I frequently contend that humanity itself has become smarter since the invention of Wikipedia. While that may be debatable, there can be no doubt of Wikipedia’s impact. In the dark days before Wikipedia it used to take me entire minutes, perhaps half an hour, to convince someone that a third of the Netherlands is below sea level. Now, they’re likely to check it on Wikipedia, and agree with me.
As ubiquitous as Wikipedia has become, so to has the sardonic catchcry of “it must be true, it was on Wikipedia.” The accuracy of the information is constantly under fire.

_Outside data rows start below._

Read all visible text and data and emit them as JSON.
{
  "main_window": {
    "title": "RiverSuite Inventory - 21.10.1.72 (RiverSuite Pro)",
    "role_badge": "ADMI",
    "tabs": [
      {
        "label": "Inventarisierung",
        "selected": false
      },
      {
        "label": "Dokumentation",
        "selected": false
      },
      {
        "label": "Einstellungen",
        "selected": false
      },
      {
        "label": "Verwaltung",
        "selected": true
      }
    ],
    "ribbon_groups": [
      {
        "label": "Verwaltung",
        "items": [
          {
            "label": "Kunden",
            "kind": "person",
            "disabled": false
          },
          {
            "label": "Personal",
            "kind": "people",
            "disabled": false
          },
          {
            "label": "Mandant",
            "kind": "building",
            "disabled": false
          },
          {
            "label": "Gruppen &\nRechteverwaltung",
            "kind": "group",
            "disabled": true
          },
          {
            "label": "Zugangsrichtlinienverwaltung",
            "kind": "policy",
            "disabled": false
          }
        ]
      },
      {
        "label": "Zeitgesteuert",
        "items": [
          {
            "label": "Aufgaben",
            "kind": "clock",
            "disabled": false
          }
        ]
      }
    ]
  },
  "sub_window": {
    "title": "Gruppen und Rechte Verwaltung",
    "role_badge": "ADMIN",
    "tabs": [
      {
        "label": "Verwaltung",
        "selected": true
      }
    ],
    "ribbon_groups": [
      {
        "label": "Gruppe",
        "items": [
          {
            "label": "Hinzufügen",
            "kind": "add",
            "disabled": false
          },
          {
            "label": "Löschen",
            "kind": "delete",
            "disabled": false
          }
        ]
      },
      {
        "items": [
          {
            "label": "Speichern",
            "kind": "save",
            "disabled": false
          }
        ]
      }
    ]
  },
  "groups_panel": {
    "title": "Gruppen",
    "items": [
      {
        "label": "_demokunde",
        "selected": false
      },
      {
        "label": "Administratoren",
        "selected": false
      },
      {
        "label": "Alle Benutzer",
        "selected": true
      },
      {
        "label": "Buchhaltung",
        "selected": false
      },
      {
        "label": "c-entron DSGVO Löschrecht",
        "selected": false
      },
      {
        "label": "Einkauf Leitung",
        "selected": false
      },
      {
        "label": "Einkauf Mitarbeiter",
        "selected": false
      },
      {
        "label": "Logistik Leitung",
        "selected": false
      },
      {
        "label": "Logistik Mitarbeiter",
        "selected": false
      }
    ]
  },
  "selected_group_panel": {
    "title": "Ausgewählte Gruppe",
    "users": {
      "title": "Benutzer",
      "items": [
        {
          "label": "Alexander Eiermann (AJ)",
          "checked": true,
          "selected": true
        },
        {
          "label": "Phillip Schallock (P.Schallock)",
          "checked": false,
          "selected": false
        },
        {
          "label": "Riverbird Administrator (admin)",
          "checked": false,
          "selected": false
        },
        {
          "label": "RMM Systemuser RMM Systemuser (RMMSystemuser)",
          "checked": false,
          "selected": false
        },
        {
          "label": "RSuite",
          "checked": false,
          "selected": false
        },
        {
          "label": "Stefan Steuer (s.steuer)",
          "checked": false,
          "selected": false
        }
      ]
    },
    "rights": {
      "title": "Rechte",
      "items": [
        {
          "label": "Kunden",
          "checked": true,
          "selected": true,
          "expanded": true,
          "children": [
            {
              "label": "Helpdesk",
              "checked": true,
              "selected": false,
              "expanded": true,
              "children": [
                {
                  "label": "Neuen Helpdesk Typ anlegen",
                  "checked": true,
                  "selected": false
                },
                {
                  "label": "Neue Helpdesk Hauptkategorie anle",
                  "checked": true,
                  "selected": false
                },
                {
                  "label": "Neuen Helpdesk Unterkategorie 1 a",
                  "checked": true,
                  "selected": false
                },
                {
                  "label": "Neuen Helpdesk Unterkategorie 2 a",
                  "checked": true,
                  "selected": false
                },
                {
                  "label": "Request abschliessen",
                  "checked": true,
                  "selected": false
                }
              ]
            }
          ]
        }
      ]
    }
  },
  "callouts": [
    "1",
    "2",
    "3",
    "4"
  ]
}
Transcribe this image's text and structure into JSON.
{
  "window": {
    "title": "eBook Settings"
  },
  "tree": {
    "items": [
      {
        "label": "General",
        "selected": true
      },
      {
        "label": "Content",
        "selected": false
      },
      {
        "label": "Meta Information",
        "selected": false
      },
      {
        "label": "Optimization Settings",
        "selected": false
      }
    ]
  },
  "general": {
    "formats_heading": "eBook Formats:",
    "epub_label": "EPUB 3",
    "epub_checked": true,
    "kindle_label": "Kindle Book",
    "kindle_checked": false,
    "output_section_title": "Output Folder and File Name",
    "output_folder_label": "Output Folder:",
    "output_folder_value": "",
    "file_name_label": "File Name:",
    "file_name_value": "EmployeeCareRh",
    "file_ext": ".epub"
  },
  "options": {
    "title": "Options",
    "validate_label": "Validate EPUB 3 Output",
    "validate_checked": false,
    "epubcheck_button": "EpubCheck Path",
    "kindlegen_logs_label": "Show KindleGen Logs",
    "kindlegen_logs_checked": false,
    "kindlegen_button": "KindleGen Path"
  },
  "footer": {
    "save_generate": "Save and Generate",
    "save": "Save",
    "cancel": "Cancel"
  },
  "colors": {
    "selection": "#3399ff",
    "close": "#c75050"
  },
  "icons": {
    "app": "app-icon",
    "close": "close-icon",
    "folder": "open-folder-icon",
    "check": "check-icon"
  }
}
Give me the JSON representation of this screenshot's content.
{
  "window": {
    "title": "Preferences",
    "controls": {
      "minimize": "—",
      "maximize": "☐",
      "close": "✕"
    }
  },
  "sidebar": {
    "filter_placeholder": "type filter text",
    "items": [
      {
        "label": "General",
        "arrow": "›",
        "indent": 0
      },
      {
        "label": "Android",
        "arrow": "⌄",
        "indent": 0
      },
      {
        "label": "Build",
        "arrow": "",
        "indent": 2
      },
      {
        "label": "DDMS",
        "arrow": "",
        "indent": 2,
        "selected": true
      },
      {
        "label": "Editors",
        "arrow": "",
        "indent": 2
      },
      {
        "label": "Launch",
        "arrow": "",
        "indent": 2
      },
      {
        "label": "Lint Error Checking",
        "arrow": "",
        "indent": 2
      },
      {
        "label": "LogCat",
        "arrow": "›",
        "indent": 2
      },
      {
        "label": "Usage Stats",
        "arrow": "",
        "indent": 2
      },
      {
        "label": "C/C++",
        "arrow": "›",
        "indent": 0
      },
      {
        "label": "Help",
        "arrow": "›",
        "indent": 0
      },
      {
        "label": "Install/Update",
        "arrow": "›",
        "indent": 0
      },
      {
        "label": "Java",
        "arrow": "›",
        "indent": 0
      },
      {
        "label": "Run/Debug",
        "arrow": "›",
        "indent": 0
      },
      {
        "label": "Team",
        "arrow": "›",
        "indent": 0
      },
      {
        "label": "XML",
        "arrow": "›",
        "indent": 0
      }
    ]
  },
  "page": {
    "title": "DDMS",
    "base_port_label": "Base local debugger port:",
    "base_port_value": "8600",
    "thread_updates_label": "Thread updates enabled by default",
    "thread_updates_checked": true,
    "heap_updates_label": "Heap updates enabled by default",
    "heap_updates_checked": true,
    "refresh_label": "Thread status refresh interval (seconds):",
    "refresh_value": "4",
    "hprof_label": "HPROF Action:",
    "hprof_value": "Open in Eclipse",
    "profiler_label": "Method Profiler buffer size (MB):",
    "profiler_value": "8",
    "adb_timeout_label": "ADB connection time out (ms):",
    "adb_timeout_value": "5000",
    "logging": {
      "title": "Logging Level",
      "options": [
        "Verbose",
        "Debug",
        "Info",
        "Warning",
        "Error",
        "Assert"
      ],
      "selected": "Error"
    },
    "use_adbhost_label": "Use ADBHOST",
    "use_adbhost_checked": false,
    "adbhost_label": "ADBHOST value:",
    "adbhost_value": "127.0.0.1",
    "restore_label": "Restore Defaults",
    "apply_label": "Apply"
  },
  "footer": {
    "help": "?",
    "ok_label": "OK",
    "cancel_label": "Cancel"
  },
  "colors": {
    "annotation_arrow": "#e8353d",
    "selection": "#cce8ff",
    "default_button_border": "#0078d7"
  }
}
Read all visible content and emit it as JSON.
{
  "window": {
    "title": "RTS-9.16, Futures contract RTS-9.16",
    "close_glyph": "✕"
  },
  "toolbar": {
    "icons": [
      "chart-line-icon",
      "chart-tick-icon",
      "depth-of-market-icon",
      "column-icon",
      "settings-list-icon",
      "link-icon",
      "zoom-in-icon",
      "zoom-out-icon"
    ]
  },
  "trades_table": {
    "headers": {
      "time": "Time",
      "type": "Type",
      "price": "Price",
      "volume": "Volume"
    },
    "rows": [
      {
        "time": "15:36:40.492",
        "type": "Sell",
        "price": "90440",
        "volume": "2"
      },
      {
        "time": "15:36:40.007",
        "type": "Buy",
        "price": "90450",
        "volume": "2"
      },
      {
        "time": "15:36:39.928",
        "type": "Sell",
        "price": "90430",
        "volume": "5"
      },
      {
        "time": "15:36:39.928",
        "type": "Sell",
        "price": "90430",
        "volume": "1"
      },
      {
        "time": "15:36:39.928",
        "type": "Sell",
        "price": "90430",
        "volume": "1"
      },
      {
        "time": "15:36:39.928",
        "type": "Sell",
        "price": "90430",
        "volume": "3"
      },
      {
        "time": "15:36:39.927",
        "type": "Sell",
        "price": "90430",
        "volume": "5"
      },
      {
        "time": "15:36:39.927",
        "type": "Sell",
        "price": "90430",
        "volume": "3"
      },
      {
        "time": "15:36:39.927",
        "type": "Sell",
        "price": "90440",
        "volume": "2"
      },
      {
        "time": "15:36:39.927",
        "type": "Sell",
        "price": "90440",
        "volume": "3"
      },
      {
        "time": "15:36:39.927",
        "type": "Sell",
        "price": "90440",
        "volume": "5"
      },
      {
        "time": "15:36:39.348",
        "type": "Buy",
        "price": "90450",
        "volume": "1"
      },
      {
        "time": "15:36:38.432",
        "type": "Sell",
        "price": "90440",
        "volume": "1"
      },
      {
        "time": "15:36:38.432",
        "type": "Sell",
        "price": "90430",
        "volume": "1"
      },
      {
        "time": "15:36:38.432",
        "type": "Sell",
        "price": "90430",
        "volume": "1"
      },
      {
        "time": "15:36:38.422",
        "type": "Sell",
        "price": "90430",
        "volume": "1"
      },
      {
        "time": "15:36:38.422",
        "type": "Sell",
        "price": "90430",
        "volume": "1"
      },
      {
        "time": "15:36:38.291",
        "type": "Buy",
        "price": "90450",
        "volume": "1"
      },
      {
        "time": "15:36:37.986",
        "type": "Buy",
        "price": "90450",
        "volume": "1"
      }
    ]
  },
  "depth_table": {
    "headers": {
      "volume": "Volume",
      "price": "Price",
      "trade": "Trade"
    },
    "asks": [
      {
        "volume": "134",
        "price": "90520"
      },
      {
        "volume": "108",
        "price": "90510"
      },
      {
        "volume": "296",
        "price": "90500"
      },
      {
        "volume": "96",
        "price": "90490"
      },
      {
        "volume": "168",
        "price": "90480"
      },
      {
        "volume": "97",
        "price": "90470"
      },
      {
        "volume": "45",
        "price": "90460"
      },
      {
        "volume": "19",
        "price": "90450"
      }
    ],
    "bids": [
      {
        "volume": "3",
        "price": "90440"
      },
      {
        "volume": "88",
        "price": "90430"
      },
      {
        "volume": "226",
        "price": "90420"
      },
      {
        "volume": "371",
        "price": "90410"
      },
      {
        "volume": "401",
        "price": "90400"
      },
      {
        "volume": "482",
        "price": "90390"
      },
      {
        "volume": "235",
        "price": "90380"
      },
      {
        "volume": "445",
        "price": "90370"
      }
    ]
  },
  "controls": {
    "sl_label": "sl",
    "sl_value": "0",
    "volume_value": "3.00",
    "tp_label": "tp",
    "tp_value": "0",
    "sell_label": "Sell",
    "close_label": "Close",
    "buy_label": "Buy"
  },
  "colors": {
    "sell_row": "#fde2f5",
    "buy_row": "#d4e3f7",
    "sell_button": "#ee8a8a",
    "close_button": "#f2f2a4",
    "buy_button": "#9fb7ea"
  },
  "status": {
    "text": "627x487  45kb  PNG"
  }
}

Indeed there have been many studies into Wikipedia’s accuracy.
I’m not concerned with the accuracy of what is on Wikipedia, I feel it serves its purpose well, and frequently direct students there. What I am concerned with, is who wrote it. As Wikipedia is editable by everyone, there is massive potential to sway the opinion and information given.
This is where WikiScanner comes in. It can tell you who edits what. For instance, here is a list of what the famously fascist and controlling ‘Church’ of Scientology is editing (no guesses there). Or here you can see what’s been edited by the US Department of Defence.
Wikipedia logs the IP of everyone who edits, large organisations have organisation-wide IPs, WikiScanner combines this information to show you who’s editing what. Sometimes is benign (the Australian Defence Force edits a lot of entries on AFL in the 70s), sometimes its positive (NASA edits a lot of physics entries), but frequently its highly informative, and vital for critical reading – such as Walmart editing the section on employee treatment, or Microsoft editing the section on XP’s limitations.